◆ WORK REQUEST:
Make an exact copy of every entry below, with the pictures left out.

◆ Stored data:
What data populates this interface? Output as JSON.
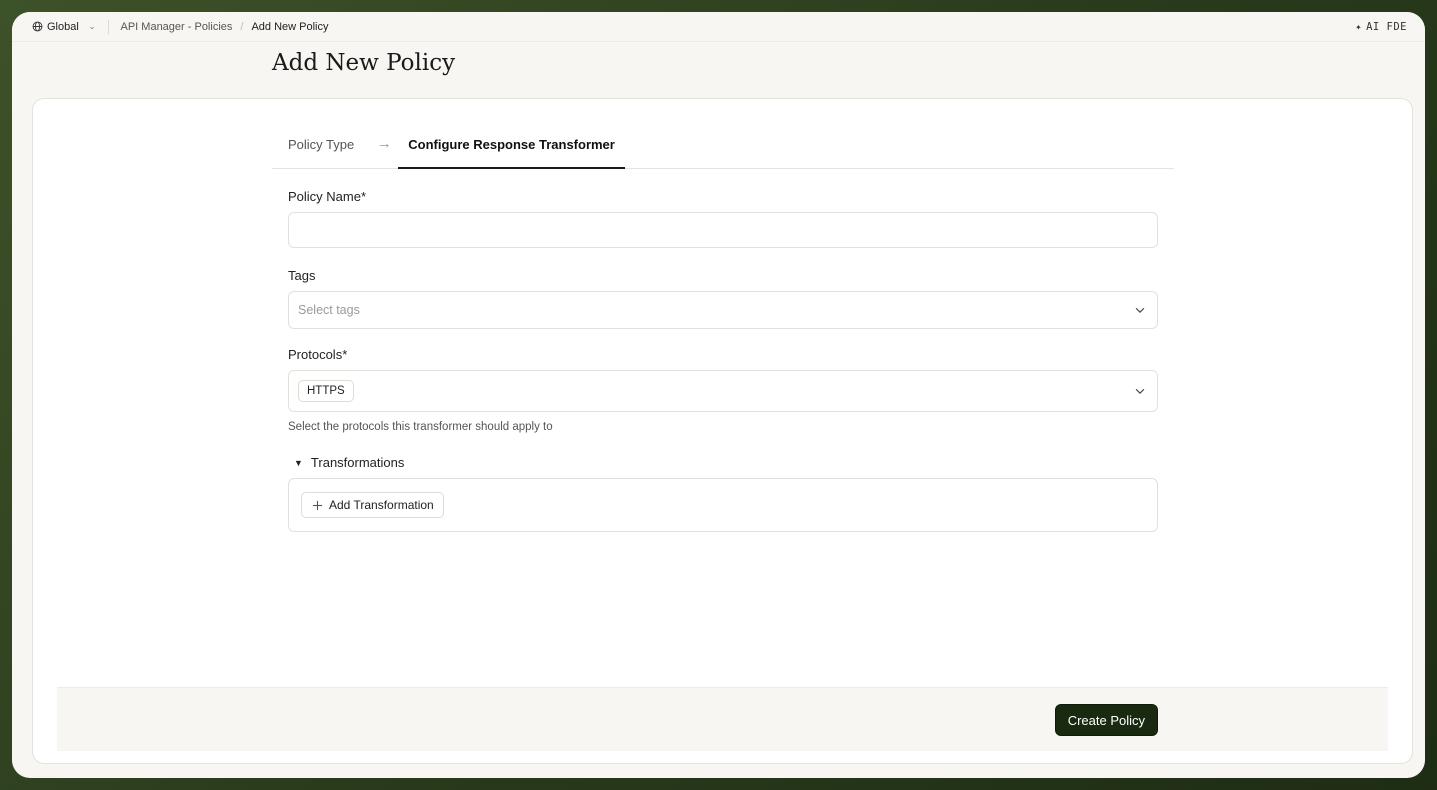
{
  "topbar": {
    "scope_label": "Global",
    "breadcrumb_parent": "API Manager - Policies",
    "breadcrumb_current": "Add New Policy",
    "ai_label": "AI FDE"
  },
  "page": {
    "title": "Add New Policy"
  },
  "tabs": [
    {
      "label": "Policy Type",
      "active": false
    },
    {
      "label": "Configure Response Transformer",
      "active": true
    }
  ],
  "form": {
    "policy_name_label": "Policy Name*",
    "policy_name_value": "",
    "tags_label": "Tags",
    "tags_placeholder": "Select tags",
    "protocols_label": "Protocols*",
    "protocols_selected": [
      "HTTPS"
    ],
    "protocols_hint": "Select the protocols this transformer should apply to",
    "transformations_label": "Transformations",
    "add_transformation_label": "Add Transformation"
  },
  "footer": {
    "create_label": "Create Policy"
  },
  "colors": {
    "primary_button": "#1a2a10",
    "background_outer": "#2f4220"
  }
}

◆ ANSWER TO THIS EXERCISE:
What data populates this interface? Output as JSON.
{
  "topbar": {
    "scope_label": "Global",
    "breadcrumb_parent": "API Manager - Policies",
    "breadcrumb_current": "Add New Policy",
    "ai_label": "AI FDE"
  },
  "page": {
    "title": "Add New Policy"
  },
  "tabs": [
    {
      "label": "Policy Type",
      "active": false
    },
    {
      "label": "Configure Response Transformer",
      "active": true
    }
  ],
  "form": {
    "policy_name_label": "Policy Name*",
    "policy_name_value": "",
    "tags_label": "Tags",
    "tags_placeholder": "Select tags",
    "protocols_label": "Protocols*",
    "protocols_selected": [
      "HTTPS"
    ],
    "protocols_hint": "Select the protocols this transformer should apply to",
    "transformations_label": "Transformations",
    "add_transformation_label": "Add Transformation"
  },
  "footer": {
    "create_label": "Create Policy"
  },
  "colors": {
    "primary_button": "#1a2a10",
    "background_outer": "#2f4220"
  }
}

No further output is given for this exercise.